WORK TO COMPLETE
Where a line of the records holds the string "this", copy that line.

^^^^

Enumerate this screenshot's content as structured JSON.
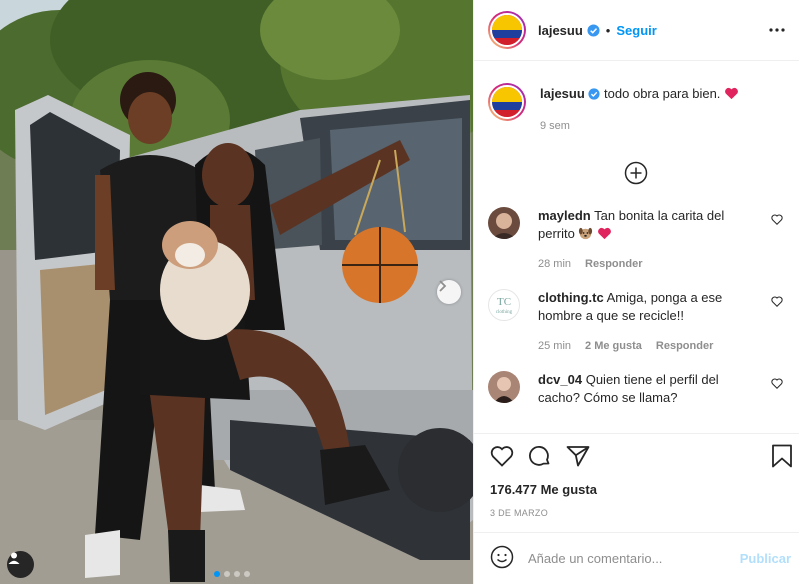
{
  "post": {
    "username": "lajesuu",
    "follow_label": "Seguir",
    "bullet": "•",
    "more_icon": "more-options-icon"
  },
  "caption": {
    "username": "lajesuu",
    "text": "todo obra para bien.",
    "emoji": "heart-emoji",
    "time": "9 sem"
  },
  "comments": [
    {
      "username": "mayledn",
      "text": "Tan bonita la carita del perrito",
      "time": "28 min",
      "reply_label": "Responder"
    },
    {
      "username": "clothing.tc",
      "text": "Amiga, ponga a ese hombre a que se recicle!!",
      "time": "25 min",
      "likes": "2 Me gusta",
      "reply_label": "Responder"
    },
    {
      "username": "dcv_04",
      "text": "Quien tiene el perfil del cacho? Cómo se llama?"
    }
  ],
  "stats": {
    "likes": "176.477 Me gusta",
    "date": "3 de marzo"
  },
  "composer": {
    "placeholder": "Añade un comentario...",
    "publish_label": "Publicar"
  },
  "carousel": {
    "slides": 4,
    "active": 1
  },
  "colors": {
    "accent": "#0095f6",
    "publish_disabled": "#b2dffc",
    "heart": "#ed4956",
    "verified": "#3897f0"
  }
}
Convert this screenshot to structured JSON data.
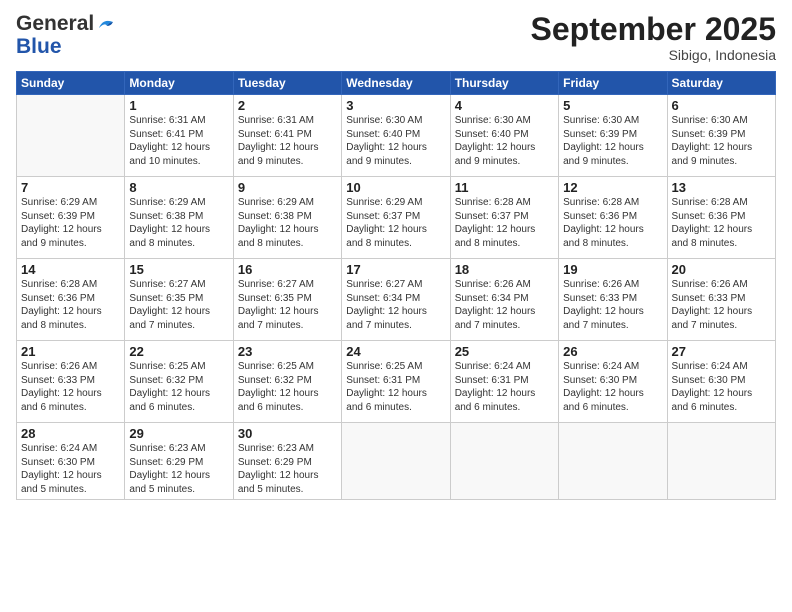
{
  "logo": {
    "general": "General",
    "blue": "Blue"
  },
  "title": "September 2025",
  "location": "Sibigo, Indonesia",
  "days": [
    "Sunday",
    "Monday",
    "Tuesday",
    "Wednesday",
    "Thursday",
    "Friday",
    "Saturday"
  ],
  "weeks": [
    [
      {
        "day": "",
        "content": ""
      },
      {
        "day": "1",
        "content": "Sunrise: 6:31 AM\nSunset: 6:41 PM\nDaylight: 12 hours\nand 10 minutes."
      },
      {
        "day": "2",
        "content": "Sunrise: 6:31 AM\nSunset: 6:41 PM\nDaylight: 12 hours\nand 9 minutes."
      },
      {
        "day": "3",
        "content": "Sunrise: 6:30 AM\nSunset: 6:40 PM\nDaylight: 12 hours\nand 9 minutes."
      },
      {
        "day": "4",
        "content": "Sunrise: 6:30 AM\nSunset: 6:40 PM\nDaylight: 12 hours\nand 9 minutes."
      },
      {
        "day": "5",
        "content": "Sunrise: 6:30 AM\nSunset: 6:39 PM\nDaylight: 12 hours\nand 9 minutes."
      },
      {
        "day": "6",
        "content": "Sunrise: 6:30 AM\nSunset: 6:39 PM\nDaylight: 12 hours\nand 9 minutes."
      }
    ],
    [
      {
        "day": "7",
        "content": "Sunrise: 6:29 AM\nSunset: 6:39 PM\nDaylight: 12 hours\nand 9 minutes."
      },
      {
        "day": "8",
        "content": "Sunrise: 6:29 AM\nSunset: 6:38 PM\nDaylight: 12 hours\nand 8 minutes."
      },
      {
        "day": "9",
        "content": "Sunrise: 6:29 AM\nSunset: 6:38 PM\nDaylight: 12 hours\nand 8 minutes."
      },
      {
        "day": "10",
        "content": "Sunrise: 6:29 AM\nSunset: 6:37 PM\nDaylight: 12 hours\nand 8 minutes."
      },
      {
        "day": "11",
        "content": "Sunrise: 6:28 AM\nSunset: 6:37 PM\nDaylight: 12 hours\nand 8 minutes."
      },
      {
        "day": "12",
        "content": "Sunrise: 6:28 AM\nSunset: 6:36 PM\nDaylight: 12 hours\nand 8 minutes."
      },
      {
        "day": "13",
        "content": "Sunrise: 6:28 AM\nSunset: 6:36 PM\nDaylight: 12 hours\nand 8 minutes."
      }
    ],
    [
      {
        "day": "14",
        "content": "Sunrise: 6:28 AM\nSunset: 6:36 PM\nDaylight: 12 hours\nand 8 minutes."
      },
      {
        "day": "15",
        "content": "Sunrise: 6:27 AM\nSunset: 6:35 PM\nDaylight: 12 hours\nand 7 minutes."
      },
      {
        "day": "16",
        "content": "Sunrise: 6:27 AM\nSunset: 6:35 PM\nDaylight: 12 hours\nand 7 minutes."
      },
      {
        "day": "17",
        "content": "Sunrise: 6:27 AM\nSunset: 6:34 PM\nDaylight: 12 hours\nand 7 minutes."
      },
      {
        "day": "18",
        "content": "Sunrise: 6:26 AM\nSunset: 6:34 PM\nDaylight: 12 hours\nand 7 minutes."
      },
      {
        "day": "19",
        "content": "Sunrise: 6:26 AM\nSunset: 6:33 PM\nDaylight: 12 hours\nand 7 minutes."
      },
      {
        "day": "20",
        "content": "Sunrise: 6:26 AM\nSunset: 6:33 PM\nDaylight: 12 hours\nand 7 minutes."
      }
    ],
    [
      {
        "day": "21",
        "content": "Sunrise: 6:26 AM\nSunset: 6:33 PM\nDaylight: 12 hours\nand 6 minutes."
      },
      {
        "day": "22",
        "content": "Sunrise: 6:25 AM\nSunset: 6:32 PM\nDaylight: 12 hours\nand 6 minutes."
      },
      {
        "day": "23",
        "content": "Sunrise: 6:25 AM\nSunset: 6:32 PM\nDaylight: 12 hours\nand 6 minutes."
      },
      {
        "day": "24",
        "content": "Sunrise: 6:25 AM\nSunset: 6:31 PM\nDaylight: 12 hours\nand 6 minutes."
      },
      {
        "day": "25",
        "content": "Sunrise: 6:24 AM\nSunset: 6:31 PM\nDaylight: 12 hours\nand 6 minutes."
      },
      {
        "day": "26",
        "content": "Sunrise: 6:24 AM\nSunset: 6:30 PM\nDaylight: 12 hours\nand 6 minutes."
      },
      {
        "day": "27",
        "content": "Sunrise: 6:24 AM\nSunset: 6:30 PM\nDaylight: 12 hours\nand 6 minutes."
      }
    ],
    [
      {
        "day": "28",
        "content": "Sunrise: 6:24 AM\nSunset: 6:30 PM\nDaylight: 12 hours\nand 5 minutes."
      },
      {
        "day": "29",
        "content": "Sunrise: 6:23 AM\nSunset: 6:29 PM\nDaylight: 12 hours\nand 5 minutes."
      },
      {
        "day": "30",
        "content": "Sunrise: 6:23 AM\nSunset: 6:29 PM\nDaylight: 12 hours\nand 5 minutes."
      },
      {
        "day": "",
        "content": ""
      },
      {
        "day": "",
        "content": ""
      },
      {
        "day": "",
        "content": ""
      },
      {
        "day": "",
        "content": ""
      }
    ]
  ]
}
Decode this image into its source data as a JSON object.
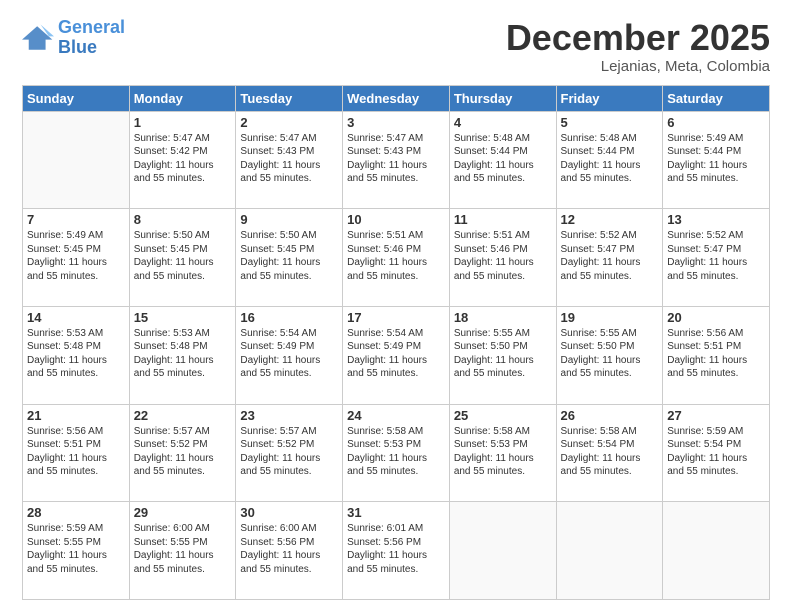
{
  "logo": {
    "line1": "General",
    "line2": "Blue"
  },
  "header": {
    "month": "December 2025",
    "location": "Lejanias, Meta, Colombia"
  },
  "days_of_week": [
    "Sunday",
    "Monday",
    "Tuesday",
    "Wednesday",
    "Thursday",
    "Friday",
    "Saturday"
  ],
  "weeks": [
    [
      {
        "day": "",
        "info": ""
      },
      {
        "day": "1",
        "info": "Sunrise: 5:47 AM\nSunset: 5:42 PM\nDaylight: 11 hours\nand 55 minutes."
      },
      {
        "day": "2",
        "info": "Sunrise: 5:47 AM\nSunset: 5:43 PM\nDaylight: 11 hours\nand 55 minutes."
      },
      {
        "day": "3",
        "info": "Sunrise: 5:47 AM\nSunset: 5:43 PM\nDaylight: 11 hours\nand 55 minutes."
      },
      {
        "day": "4",
        "info": "Sunrise: 5:48 AM\nSunset: 5:44 PM\nDaylight: 11 hours\nand 55 minutes."
      },
      {
        "day": "5",
        "info": "Sunrise: 5:48 AM\nSunset: 5:44 PM\nDaylight: 11 hours\nand 55 minutes."
      },
      {
        "day": "6",
        "info": "Sunrise: 5:49 AM\nSunset: 5:44 PM\nDaylight: 11 hours\nand 55 minutes."
      }
    ],
    [
      {
        "day": "7",
        "info": "Sunrise: 5:49 AM\nSunset: 5:45 PM\nDaylight: 11 hours\nand 55 minutes."
      },
      {
        "day": "8",
        "info": "Sunrise: 5:50 AM\nSunset: 5:45 PM\nDaylight: 11 hours\nand 55 minutes."
      },
      {
        "day": "9",
        "info": "Sunrise: 5:50 AM\nSunset: 5:45 PM\nDaylight: 11 hours\nand 55 minutes."
      },
      {
        "day": "10",
        "info": "Sunrise: 5:51 AM\nSunset: 5:46 PM\nDaylight: 11 hours\nand 55 minutes."
      },
      {
        "day": "11",
        "info": "Sunrise: 5:51 AM\nSunset: 5:46 PM\nDaylight: 11 hours\nand 55 minutes."
      },
      {
        "day": "12",
        "info": "Sunrise: 5:52 AM\nSunset: 5:47 PM\nDaylight: 11 hours\nand 55 minutes."
      },
      {
        "day": "13",
        "info": "Sunrise: 5:52 AM\nSunset: 5:47 PM\nDaylight: 11 hours\nand 55 minutes."
      }
    ],
    [
      {
        "day": "14",
        "info": "Sunrise: 5:53 AM\nSunset: 5:48 PM\nDaylight: 11 hours\nand 55 minutes."
      },
      {
        "day": "15",
        "info": "Sunrise: 5:53 AM\nSunset: 5:48 PM\nDaylight: 11 hours\nand 55 minutes."
      },
      {
        "day": "16",
        "info": "Sunrise: 5:54 AM\nSunset: 5:49 PM\nDaylight: 11 hours\nand 55 minutes."
      },
      {
        "day": "17",
        "info": "Sunrise: 5:54 AM\nSunset: 5:49 PM\nDaylight: 11 hours\nand 55 minutes."
      },
      {
        "day": "18",
        "info": "Sunrise: 5:55 AM\nSunset: 5:50 PM\nDaylight: 11 hours\nand 55 minutes."
      },
      {
        "day": "19",
        "info": "Sunrise: 5:55 AM\nSunset: 5:50 PM\nDaylight: 11 hours\nand 55 minutes."
      },
      {
        "day": "20",
        "info": "Sunrise: 5:56 AM\nSunset: 5:51 PM\nDaylight: 11 hours\nand 55 minutes."
      }
    ],
    [
      {
        "day": "21",
        "info": "Sunrise: 5:56 AM\nSunset: 5:51 PM\nDaylight: 11 hours\nand 55 minutes."
      },
      {
        "day": "22",
        "info": "Sunrise: 5:57 AM\nSunset: 5:52 PM\nDaylight: 11 hours\nand 55 minutes."
      },
      {
        "day": "23",
        "info": "Sunrise: 5:57 AM\nSunset: 5:52 PM\nDaylight: 11 hours\nand 55 minutes."
      },
      {
        "day": "24",
        "info": "Sunrise: 5:58 AM\nSunset: 5:53 PM\nDaylight: 11 hours\nand 55 minutes."
      },
      {
        "day": "25",
        "info": "Sunrise: 5:58 AM\nSunset: 5:53 PM\nDaylight: 11 hours\nand 55 minutes."
      },
      {
        "day": "26",
        "info": "Sunrise: 5:58 AM\nSunset: 5:54 PM\nDaylight: 11 hours\nand 55 minutes."
      },
      {
        "day": "27",
        "info": "Sunrise: 5:59 AM\nSunset: 5:54 PM\nDaylight: 11 hours\nand 55 minutes."
      }
    ],
    [
      {
        "day": "28",
        "info": "Sunrise: 5:59 AM\nSunset: 5:55 PM\nDaylight: 11 hours\nand 55 minutes."
      },
      {
        "day": "29",
        "info": "Sunrise: 6:00 AM\nSunset: 5:55 PM\nDaylight: 11 hours\nand 55 minutes."
      },
      {
        "day": "30",
        "info": "Sunrise: 6:00 AM\nSunset: 5:56 PM\nDaylight: 11 hours\nand 55 minutes."
      },
      {
        "day": "31",
        "info": "Sunrise: 6:01 AM\nSunset: 5:56 PM\nDaylight: 11 hours\nand 55 minutes."
      },
      {
        "day": "",
        "info": ""
      },
      {
        "day": "",
        "info": ""
      },
      {
        "day": "",
        "info": ""
      }
    ]
  ]
}
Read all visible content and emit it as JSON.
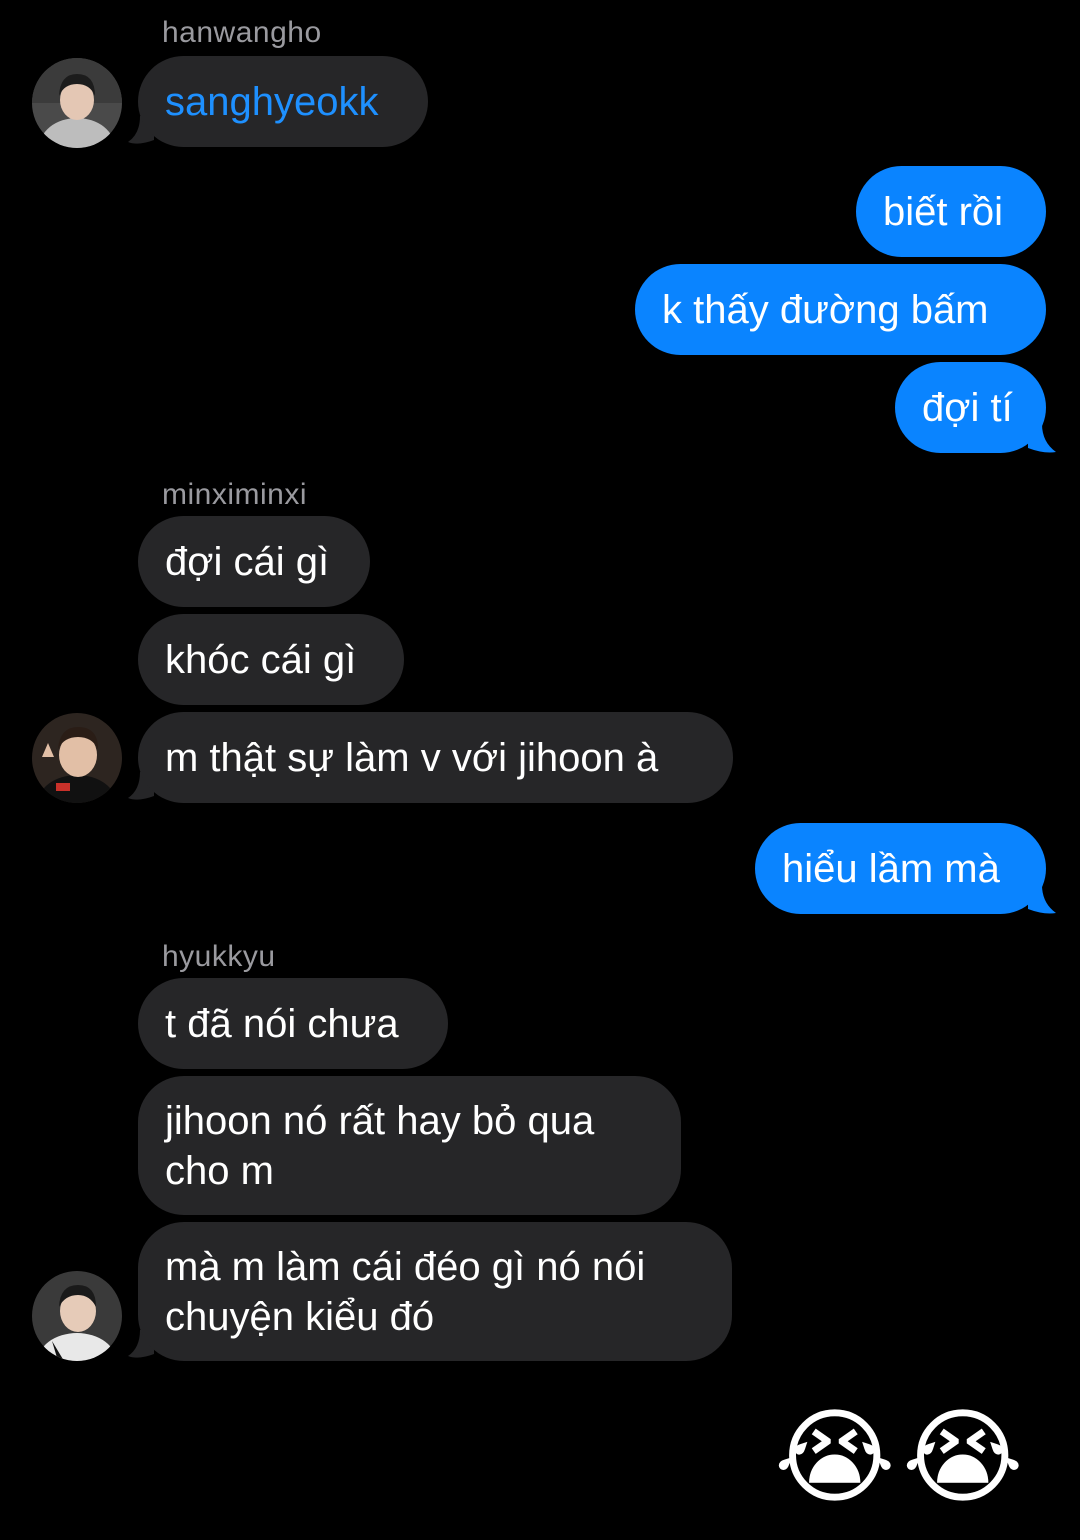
{
  "groups": [
    {
      "sender": "hanwangho",
      "messages": [
        "sanghyeokk"
      ]
    },
    {
      "sender": "me",
      "messages": [
        "biết rồi",
        "k thấy đường bấm",
        "đợi tí"
      ]
    },
    {
      "sender": "minximinxi",
      "messages": [
        "đợi cái gì",
        "khóc cái gì",
        "m thật sự làm v với jihoon à"
      ]
    },
    {
      "sender": "me",
      "messages": [
        "hiểu lầm mà"
      ]
    },
    {
      "sender": "hyukkyu",
      "messages": [
        "t đã nói chưa",
        "jihoon nó rất hay bỏ qua cho m",
        "mà m làm cái đéo gì nó nói chuyện kiểu đó"
      ]
    }
  ],
  "final_emojis": [
    "😭",
    "😭"
  ],
  "colors": {
    "background": "#000000",
    "incoming_bubble": "#262628",
    "outgoing_bubble": "#0a84ff",
    "mention": "#1e90ff",
    "sender_label": "#9a9a9f"
  },
  "avatars": [
    "avatar-hanwangho",
    "avatar-minximinxi",
    "avatar-hyukkyu"
  ]
}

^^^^

RESPONSE BELOW
Enumerate this screenshot's content as structured JSON.
Convert this screenshot to structured JSON data.
Decode this image into its source data as a JSON object.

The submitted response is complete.